In contrast, I have a 15 year old cat, Luke, who is fighting skin cancer. I think he's doing a mighty fantastic job of fighting the good fight. Maybe because even though he's an animal, I think he knows he has a purpose. His age in human years probably translates to about 65-70 as well. If he spoke English, I'm also certain, he'd say he's had 15 happy years if he died today. I know, our family fostered that happiness for him. Of course he never had to work or worry about life's stresses, but still, it has to be quite an accomplishment to say that he lived a life of being loved and reciprocating it for 15 years. He still has more years to go; I'm sure.
That takes me back to my life in review. I'm back in a transitional period. I'm graduating law school soon. And in some odd way, I feel like it's deja vu. This is the third time I've been in this place. The first time was the moment before I left America to go to New Zealand. I wondered then, what am I going to do with my life? The second time was when I left New Zealand. I asked what am I going to with my life. Now, I'm at the same mental state with graduating law school. What am I going to do with my life?
Now - if you've ever been caught in these cycles or circles, like I have, it's good to remind yourself you're not trapped in some infinite loop. It's more like a spiral with added depth and dimension. I never had all the answers to make the decision to this question, but I feel like I've picked up more pieces of the puzzle every time I'm confronted with this question.
Only this time, I look at what happened with my neighbor and what's happened with Luke. I then tell myself, remember, you only live once. That's a good starting place. You live bound by time, and you live life one moment at a time. Time moves the same for you as it does for everyone.
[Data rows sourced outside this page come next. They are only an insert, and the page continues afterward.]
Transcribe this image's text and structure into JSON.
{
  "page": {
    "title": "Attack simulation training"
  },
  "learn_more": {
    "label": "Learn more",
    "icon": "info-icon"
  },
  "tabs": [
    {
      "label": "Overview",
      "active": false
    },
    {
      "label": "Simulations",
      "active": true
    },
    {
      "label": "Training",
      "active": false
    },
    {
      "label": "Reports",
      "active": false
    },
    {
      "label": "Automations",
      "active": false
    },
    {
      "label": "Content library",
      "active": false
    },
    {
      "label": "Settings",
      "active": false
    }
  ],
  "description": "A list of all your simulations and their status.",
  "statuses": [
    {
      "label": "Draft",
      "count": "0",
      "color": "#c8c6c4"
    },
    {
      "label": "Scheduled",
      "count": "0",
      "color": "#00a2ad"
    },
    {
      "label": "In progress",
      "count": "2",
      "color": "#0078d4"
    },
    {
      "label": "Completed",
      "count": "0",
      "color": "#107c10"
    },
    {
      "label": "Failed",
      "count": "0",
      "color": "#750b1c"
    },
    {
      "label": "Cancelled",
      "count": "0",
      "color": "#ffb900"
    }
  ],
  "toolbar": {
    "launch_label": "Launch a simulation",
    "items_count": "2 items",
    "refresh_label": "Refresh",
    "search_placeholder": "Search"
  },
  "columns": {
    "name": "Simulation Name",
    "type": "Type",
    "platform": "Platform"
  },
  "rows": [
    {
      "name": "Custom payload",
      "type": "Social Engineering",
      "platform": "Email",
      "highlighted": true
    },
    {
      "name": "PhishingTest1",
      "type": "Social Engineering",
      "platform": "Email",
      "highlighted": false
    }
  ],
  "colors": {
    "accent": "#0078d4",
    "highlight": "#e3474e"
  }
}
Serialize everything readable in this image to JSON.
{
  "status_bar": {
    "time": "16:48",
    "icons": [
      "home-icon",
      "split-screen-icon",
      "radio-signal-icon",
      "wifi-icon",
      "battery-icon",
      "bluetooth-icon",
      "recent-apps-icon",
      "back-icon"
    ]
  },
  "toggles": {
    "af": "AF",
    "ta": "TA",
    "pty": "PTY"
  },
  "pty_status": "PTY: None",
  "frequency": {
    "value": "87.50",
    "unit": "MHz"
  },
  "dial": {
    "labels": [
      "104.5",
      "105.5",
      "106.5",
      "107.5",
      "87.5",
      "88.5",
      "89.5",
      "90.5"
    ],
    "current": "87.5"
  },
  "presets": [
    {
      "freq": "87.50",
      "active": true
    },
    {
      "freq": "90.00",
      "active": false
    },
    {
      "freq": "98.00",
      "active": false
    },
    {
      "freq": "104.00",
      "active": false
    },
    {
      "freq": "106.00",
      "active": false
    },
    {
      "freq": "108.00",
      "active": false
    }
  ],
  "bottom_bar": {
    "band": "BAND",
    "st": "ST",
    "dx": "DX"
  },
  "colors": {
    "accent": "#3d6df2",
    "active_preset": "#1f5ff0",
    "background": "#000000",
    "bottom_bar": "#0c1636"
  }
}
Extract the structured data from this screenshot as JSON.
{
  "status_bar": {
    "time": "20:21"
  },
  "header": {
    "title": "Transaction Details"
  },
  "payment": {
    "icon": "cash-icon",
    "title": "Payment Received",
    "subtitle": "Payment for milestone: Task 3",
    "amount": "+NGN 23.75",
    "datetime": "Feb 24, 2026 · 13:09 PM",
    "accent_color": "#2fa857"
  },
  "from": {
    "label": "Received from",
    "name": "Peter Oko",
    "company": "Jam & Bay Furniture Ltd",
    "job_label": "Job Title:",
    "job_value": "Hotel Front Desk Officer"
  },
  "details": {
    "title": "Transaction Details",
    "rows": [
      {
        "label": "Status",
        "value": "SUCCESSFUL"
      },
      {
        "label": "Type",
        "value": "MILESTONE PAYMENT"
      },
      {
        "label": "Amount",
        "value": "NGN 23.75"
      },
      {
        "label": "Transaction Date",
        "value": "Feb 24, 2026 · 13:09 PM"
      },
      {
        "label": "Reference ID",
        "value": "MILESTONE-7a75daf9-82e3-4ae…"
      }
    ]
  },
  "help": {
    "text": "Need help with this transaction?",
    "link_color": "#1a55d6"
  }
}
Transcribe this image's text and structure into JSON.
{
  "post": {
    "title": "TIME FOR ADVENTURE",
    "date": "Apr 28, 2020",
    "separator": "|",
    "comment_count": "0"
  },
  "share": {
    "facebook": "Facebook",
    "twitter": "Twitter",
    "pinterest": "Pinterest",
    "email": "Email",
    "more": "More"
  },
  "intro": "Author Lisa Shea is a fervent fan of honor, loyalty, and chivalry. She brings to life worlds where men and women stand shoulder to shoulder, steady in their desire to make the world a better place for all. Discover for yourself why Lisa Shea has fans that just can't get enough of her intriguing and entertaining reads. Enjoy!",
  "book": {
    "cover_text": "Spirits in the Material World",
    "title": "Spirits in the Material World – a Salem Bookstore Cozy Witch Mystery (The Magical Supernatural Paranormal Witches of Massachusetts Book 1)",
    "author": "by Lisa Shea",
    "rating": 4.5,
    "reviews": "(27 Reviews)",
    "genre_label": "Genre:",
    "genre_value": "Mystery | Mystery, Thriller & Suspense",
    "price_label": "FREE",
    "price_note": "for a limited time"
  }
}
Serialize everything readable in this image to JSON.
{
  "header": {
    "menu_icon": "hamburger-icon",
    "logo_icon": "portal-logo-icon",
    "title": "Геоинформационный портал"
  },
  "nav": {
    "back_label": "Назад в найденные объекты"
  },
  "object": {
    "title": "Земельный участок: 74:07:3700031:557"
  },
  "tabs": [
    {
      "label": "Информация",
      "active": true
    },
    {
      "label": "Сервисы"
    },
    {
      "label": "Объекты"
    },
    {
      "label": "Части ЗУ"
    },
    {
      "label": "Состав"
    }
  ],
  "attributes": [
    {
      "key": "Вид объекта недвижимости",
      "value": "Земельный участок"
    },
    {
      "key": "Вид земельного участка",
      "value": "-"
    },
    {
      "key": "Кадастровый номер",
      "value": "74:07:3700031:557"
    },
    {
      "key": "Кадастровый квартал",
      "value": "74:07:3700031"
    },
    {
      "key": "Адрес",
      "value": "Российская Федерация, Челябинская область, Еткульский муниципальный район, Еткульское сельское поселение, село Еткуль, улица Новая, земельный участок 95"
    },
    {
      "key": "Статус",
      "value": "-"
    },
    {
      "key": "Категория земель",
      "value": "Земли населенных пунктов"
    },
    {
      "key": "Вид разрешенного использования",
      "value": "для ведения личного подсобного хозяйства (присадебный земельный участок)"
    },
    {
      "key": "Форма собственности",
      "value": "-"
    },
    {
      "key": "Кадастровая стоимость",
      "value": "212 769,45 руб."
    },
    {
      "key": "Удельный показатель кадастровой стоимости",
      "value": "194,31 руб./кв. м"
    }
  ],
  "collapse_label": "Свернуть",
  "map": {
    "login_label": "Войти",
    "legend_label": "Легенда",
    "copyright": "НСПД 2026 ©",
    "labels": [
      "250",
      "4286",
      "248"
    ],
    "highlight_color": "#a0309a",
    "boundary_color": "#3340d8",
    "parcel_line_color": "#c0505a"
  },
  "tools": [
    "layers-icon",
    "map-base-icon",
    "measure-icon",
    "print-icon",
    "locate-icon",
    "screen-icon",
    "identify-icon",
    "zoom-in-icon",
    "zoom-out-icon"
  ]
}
What will you do with it? And for God sake, whatever you do as a living, make sure you enjoy it. Don't put in thirty miserable years defining yourself by what you make and take, but put those years into defining yourself by what you create and give.
Those principles don't leave me with any concrete future plans, though I think I have some sketched out path ahead. If you have any advice, I'm open to it. Until then, I have one last paper to revise. Overall, I'm happy that I'm reframing my life back into perspective. It's really shown me that a lot of the petty things we care about, such as status, accolades, keeping up with Jones', and taking everything so damn seriously is seriously not worth a damn.